My father's story - first visit to Warsaw in 40 years, 93 year-old AK Warsaw Uprising veteran, who lived in the same building in which the historic order was given - meant that he gave as many TV and radio interviews in a half an hour as I do in a week. In the background is a small shop, which my grandmother ran before and during the war.

The ceremony on ul. Filtrowa marked the first of a day-long series of events commemorating the outbreak of the Uprising.

Below: my father and his niece Marynka inside the courtyard at ul. Filtrowa 68 (where Marynka and her husband Jarek still live). So many memories from his childhood.

Below: the medals belonging to my father's late cousin Basia, who died last September. She fought with AK and was buried with full military honours - a band, three rifle volleys over her grave. AK veterans are treated with the utmost respect by the Polish military and Warsaw's city authorities.

We caught the bus to the next location (my father travels free) - Plac Piłsudskiego - for the Changing of the Guard at the Tomb of the Unknown Soldier and the main wreath-laying ceremony (below). On the way, several young men came up to my father to shake his hand and thank him, on the bus, walking to the venue, at the venue. My father pointed out that they were all educated in Free Poland (ie post-1989) and the Warsaw Uprising was no longer a taboo subject in school history lessons.

Below: my father meets Her Majesty's Ambassador, Jonathan Knott, who had just laid a wreath on behalf of the British Embassy.

Below: by the Tomb of the Unknown Soldier. The two of us were last here together exactly 50 years ago - August 1966. I remember the marching band playing De Sousa's Liberty Bell.

After a visit to my office to introduce my father to my colleagues, we met up with Kazimierz Możdzonek, my father's comrade from Batalion Odwet, and went to Powązki military cemetery to visit the Odwet memorial. From the unit, over 600 strong, 237 perished during the Uprising and its aftermath.

Finally, shortly after Godzina W, a wonderful thing happened.

For many years, neither I nor Marynka could find the grave of our Uncle Józef, the youngest of the three Dembiński brothers. He fought with Batalion Miotła, and died on 1 September 1944 of the wounds he sustained in fighting around ul. Czerniakówska. His grave had been marked by a cross of silver birch - we visited it 50 years ago, and have a black-and-white photograph of it. But since then, the grave markers have been replaced with concrete crosses. I've been here twice looking for a birch cross, and failed. Moni (seen here behind my father laying flowers) took matters into her own hands, went to the cemetery director's office - and despite this being the busiest day of the year there, they happily printed out full information about the grave, its whereabouts and the deceased. Moni found it without any difficulty.

For my father, a great day. He was treated with such respect by the people of Warsaw, and visitors - people of all ages, Poles who felt they owed him a debt of gratitude for his courage and fortitude. He was heard by many people who wanted to hear his story.

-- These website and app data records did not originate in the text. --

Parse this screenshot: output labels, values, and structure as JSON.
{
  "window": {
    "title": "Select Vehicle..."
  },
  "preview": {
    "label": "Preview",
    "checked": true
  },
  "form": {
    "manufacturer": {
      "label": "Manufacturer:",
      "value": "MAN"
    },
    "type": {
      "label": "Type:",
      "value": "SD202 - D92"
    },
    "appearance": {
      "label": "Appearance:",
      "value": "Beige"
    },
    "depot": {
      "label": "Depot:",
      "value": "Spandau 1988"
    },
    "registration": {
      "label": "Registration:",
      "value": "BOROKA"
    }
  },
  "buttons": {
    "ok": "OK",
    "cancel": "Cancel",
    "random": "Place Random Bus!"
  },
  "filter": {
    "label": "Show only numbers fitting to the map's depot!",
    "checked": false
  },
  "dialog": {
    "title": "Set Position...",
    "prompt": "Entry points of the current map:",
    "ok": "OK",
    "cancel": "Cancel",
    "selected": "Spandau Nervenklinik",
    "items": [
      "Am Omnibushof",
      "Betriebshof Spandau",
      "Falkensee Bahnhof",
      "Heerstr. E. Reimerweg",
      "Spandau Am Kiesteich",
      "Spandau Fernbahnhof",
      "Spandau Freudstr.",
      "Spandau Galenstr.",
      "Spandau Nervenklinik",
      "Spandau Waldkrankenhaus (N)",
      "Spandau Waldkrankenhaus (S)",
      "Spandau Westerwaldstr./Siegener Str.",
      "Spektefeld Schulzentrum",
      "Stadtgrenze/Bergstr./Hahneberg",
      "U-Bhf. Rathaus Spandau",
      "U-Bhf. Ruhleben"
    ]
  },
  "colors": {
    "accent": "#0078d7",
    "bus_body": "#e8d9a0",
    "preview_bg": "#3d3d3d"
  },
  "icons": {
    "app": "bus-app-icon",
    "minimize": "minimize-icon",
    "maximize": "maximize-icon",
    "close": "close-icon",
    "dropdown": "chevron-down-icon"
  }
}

Here are the bare facts of his participation in the Uprising.

Tens of thousands of people attended today's events across Warsaw. The message of the Warsaw Uprising to Poland's foes is simple: Poles have fought and died for their freedom and independence - try to take it from them - and they will fight you. With determination. No other capital city anywhere in the world has risen up and held an occupying force at bay for anywhere near as long as 63 days. The legend of the Powstańcy will live on in the hearts of successive generations of young Poles. And will make putative invaders think twice.

This time three years:
Godzina W commemorated in a more civilised way

Godzina W four years ago (2012)

Godzina W five years ago (2011)

Godzina W seven years ago (2009)


Anonymous said...

Thank you again for sharing it. So moving.

Paddy said...

Brought tears to my eyes as I read it, must have been an extraordinary day.